____ RECORDS SUPPLIED

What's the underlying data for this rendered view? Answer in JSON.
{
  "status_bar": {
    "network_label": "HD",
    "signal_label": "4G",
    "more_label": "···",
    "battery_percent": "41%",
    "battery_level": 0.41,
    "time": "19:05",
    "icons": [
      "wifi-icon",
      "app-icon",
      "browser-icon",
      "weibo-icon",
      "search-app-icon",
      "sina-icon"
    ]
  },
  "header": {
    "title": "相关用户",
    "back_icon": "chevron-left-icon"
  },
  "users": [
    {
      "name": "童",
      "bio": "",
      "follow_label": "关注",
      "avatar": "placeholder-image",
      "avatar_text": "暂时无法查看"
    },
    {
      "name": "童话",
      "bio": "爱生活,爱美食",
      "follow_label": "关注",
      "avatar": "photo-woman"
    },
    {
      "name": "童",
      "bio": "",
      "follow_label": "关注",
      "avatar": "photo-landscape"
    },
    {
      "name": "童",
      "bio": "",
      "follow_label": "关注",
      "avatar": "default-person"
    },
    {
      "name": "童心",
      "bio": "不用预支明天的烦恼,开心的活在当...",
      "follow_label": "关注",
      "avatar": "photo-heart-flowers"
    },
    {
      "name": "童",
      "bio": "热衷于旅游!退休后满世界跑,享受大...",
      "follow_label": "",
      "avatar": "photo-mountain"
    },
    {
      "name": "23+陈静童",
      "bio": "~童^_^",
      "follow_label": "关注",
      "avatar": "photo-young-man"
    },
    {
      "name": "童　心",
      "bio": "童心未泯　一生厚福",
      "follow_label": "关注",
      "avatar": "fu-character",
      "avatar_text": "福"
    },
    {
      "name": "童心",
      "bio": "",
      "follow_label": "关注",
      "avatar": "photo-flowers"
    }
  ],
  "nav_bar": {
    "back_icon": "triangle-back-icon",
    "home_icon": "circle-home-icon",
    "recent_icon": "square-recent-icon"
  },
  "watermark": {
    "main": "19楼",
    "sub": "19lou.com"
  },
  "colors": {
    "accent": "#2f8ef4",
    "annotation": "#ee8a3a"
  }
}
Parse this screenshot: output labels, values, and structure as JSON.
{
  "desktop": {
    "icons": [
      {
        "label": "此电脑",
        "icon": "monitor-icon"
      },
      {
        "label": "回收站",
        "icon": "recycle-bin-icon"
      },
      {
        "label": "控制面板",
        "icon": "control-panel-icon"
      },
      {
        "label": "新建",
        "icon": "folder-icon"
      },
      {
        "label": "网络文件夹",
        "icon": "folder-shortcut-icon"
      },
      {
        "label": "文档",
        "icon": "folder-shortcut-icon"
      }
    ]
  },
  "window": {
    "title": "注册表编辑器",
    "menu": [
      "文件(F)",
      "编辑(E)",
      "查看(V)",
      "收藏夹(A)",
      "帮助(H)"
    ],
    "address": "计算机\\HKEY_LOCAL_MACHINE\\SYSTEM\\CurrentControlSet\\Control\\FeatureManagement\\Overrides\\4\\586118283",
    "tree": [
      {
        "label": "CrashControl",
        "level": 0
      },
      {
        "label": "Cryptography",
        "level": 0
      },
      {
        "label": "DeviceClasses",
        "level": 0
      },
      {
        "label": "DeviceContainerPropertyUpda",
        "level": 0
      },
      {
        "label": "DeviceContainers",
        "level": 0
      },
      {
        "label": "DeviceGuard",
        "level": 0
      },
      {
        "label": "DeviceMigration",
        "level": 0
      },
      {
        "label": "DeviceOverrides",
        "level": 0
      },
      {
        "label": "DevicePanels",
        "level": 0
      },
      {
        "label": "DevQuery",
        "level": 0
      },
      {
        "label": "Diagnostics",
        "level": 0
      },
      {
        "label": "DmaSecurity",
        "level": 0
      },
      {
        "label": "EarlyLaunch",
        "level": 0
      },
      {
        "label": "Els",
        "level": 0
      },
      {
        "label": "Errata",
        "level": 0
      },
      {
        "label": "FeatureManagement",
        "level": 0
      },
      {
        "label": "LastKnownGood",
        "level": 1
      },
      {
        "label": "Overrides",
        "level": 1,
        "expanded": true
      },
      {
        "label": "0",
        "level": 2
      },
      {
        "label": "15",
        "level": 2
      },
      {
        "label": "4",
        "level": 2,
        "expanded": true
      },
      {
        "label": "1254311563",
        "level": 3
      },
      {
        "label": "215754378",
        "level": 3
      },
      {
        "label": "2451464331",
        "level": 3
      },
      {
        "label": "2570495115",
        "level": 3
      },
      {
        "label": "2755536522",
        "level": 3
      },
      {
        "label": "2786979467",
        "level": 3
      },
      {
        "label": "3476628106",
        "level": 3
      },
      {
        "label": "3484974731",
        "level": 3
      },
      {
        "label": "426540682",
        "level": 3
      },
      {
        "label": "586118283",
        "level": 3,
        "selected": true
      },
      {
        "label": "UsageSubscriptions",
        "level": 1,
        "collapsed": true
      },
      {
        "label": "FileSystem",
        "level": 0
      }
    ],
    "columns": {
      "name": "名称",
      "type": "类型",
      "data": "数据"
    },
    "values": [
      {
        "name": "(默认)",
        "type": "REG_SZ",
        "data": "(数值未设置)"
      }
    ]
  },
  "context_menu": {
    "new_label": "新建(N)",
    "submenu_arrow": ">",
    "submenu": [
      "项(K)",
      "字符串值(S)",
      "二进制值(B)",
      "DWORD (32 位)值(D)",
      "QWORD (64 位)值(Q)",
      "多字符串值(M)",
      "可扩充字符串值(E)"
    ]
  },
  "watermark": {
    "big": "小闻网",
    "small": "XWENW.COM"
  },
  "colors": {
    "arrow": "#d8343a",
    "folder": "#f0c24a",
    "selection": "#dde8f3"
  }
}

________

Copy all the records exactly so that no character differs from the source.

● SOLUTION TO THIS EXERCISE
What's the underlying data for this rendered view? Answer in JSON.
{
  "status_bar": {
    "network_label": "HD",
    "signal_label": "4G",
    "more_label": "···",
    "battery_percent": "41%",
    "battery_level": 0.41,
    "time": "19:05",
    "icons": [
      "wifi-icon",
      "app-icon",
      "browser-icon",
      "weibo-icon",
      "search-app-icon",
      "sina-icon"
    ]
  },
  "header": {
    "title": "相关用户",
    "back_icon": "chevron-left-icon"
  },
  "users": [
    {
      "name": "童",
      "bio": "",
      "follow_label": "关注",
      "avatar": "placeholder-image",
      "avatar_text": "暂时无法查看"
    },
    {
      "name": "童话",
      "bio": "爱生活,爱美食",
      "follow_label": "关注",
      "avatar": "photo-woman"
    },
    {
      "name": "童",
      "bio": "",
      "follow_label": "关注",
      "avatar": "photo-landscape"
    },
    {
      "name": "童",
      "bio": "",
      "follow_label": "关注",
      "avatar": "default-person"
    },
    {
      "name": "童心",
      "bio": "不用预支明天的烦恼,开心的活在当...",
      "follow_label": "关注",
      "avatar": "photo-heart-flowers"
    },
    {
      "name": "童",
      "bio": "热衷于旅游!退休后满世界跑,享受大...",
      "follow_label": "",
      "avatar": "photo-mountain"
    },
    {
      "name": "23+陈静童",
      "bio": "~童^_^",
      "follow_label": "关注",
      "avatar": "photo-young-man"
    },
    {
      "name": "童　心",
      "bio": "童心未泯　一生厚福",
      "follow_label": "关注",
      "avatar": "fu-character",
      "avatar_text": "福"
    },
    {
      "name": "童心",
      "bio": "",
      "follow_label": "关注",
      "avatar": "photo-flowers"
    }
  ],
  "nav_bar": {
    "back_icon": "triangle-back-icon",
    "home_icon": "circle-home-icon",
    "recent_icon": "square-recent-icon"
  },
  "watermark": {
    "main": "19楼",
    "sub": "19lou.com"
  },
  "colors": {
    "accent": "#2f8ef4",
    "annotation": "#ee8a3a"
  }
}
Parse this screenshot: output labels, values, and structure as JSON.
{
  "desktop": {
    "icons": [
      {
        "label": "此电脑",
        "icon": "monitor-icon"
      },
      {
        "label": "回收站",
        "icon": "recycle-bin-icon"
      },
      {
        "label": "控制面板",
        "icon": "control-panel-icon"
      },
      {
        "label": "新建",
        "icon": "folder-icon"
      },
      {
        "label": "网络文件夹",
        "icon": "folder-shortcut-icon"
      },
      {
        "label": "文档",
        "icon": "folder-shortcut-icon"
      }
    ]
  },
  "window": {
    "title": "注册表编辑器",
    "menu": [
      "文件(F)",
      "编辑(E)",
      "查看(V)",
      "收藏夹(A)",
      "帮助(H)"
    ],
    "address": "计算机\\HKEY_LOCAL_MACHINE\\SYSTEM\\CurrentControlSet\\Control\\FeatureManagement\\Overrides\\4\\586118283",
    "tree": [
      {
        "label": "CrashControl",
        "level": 0
      },
      {
        "label": "Cryptography",
        "level": 0
      },
      {
        "label": "DeviceClasses",
        "level": 0
      },
      {
        "label": "DeviceContainerPropertyUpda",
        "level": 0
      },
      {
        "label": "DeviceContainers",
        "level": 0
      },
      {
        "label": "DeviceGuard",
        "level": 0
      },
      {
        "label": "DeviceMigration",
        "level": 0
      },
      {
        "label": "DeviceOverrides",
        "level": 0
      },
      {
        "label": "DevicePanels",
        "level": 0
      },
      {
        "label": "DevQuery",
        "level": 0
      },
      {
        "label": "Diagnostics",
        "level": 0
      },
      {
        "label": "DmaSecurity",
        "level": 0
      },
      {
        "label": "EarlyLaunch",
        "level": 0
      },
      {
        "label": "Els",
        "level": 0
      },
      {
        "label": "Errata",
        "level": 0
      },
      {
        "label": "FeatureManagement",
        "level": 0
      },
      {
        "label": "LastKnownGood",
        "level": 1
      },
      {
        "label": "Overrides",
        "level": 1,
        "expanded": true
      },
      {
        "label": "0",
        "level": 2
      },
      {
        "label": "15",
        "level": 2
      },
      {
        "label": "4",
        "level": 2,
        "expanded": true
      },
      {
        "label": "1254311563",
        "level": 3
      },
      {
        "label": "215754378",
        "level": 3
      },
      {
        "label": "2451464331",
        "level": 3
      },
      {
        "label": "2570495115",
        "level": 3
      },
      {
        "label": "2755536522",
        "level": 3
      },
      {
        "label": "2786979467",
        "level": 3
      },
      {
        "label": "3476628106",
        "level": 3
      },
      {
        "label": "3484974731",
        "level": 3
      },
      {
        "label": "426540682",
        "level": 3
      },
      {
        "label": "586118283",
        "level": 3,
        "selected": true
      },
      {
        "label": "UsageSubscriptions",
        "level": 1,
        "collapsed": true
      },
      {
        "label": "FileSystem",
        "level": 0
      }
    ],
    "columns": {
      "name": "名称",
      "type": "类型",
      "data": "数据"
    },
    "values": [
      {
        "name": "(默认)",
        "type": "REG_SZ",
        "data": "(数值未设置)"
      }
    ]
  },
  "context_menu": {
    "new_label": "新建(N)",
    "submenu_arrow": ">",
    "submenu": [
      "项(K)",
      "字符串值(S)",
      "二进制值(B)",
      "DWORD (32 位)值(D)",
      "QWORD (64 位)值(Q)",
      "多字符串值(M)",
      "可扩充字符串值(E)"
    ]
  },
  "watermark": {
    "big": "小闻网",
    "small": "XWENW.COM"
  },
  "colors": {
    "arrow": "#d8343a",
    "folder": "#f0c24a",
    "selection": "#dde8f3"
  }
}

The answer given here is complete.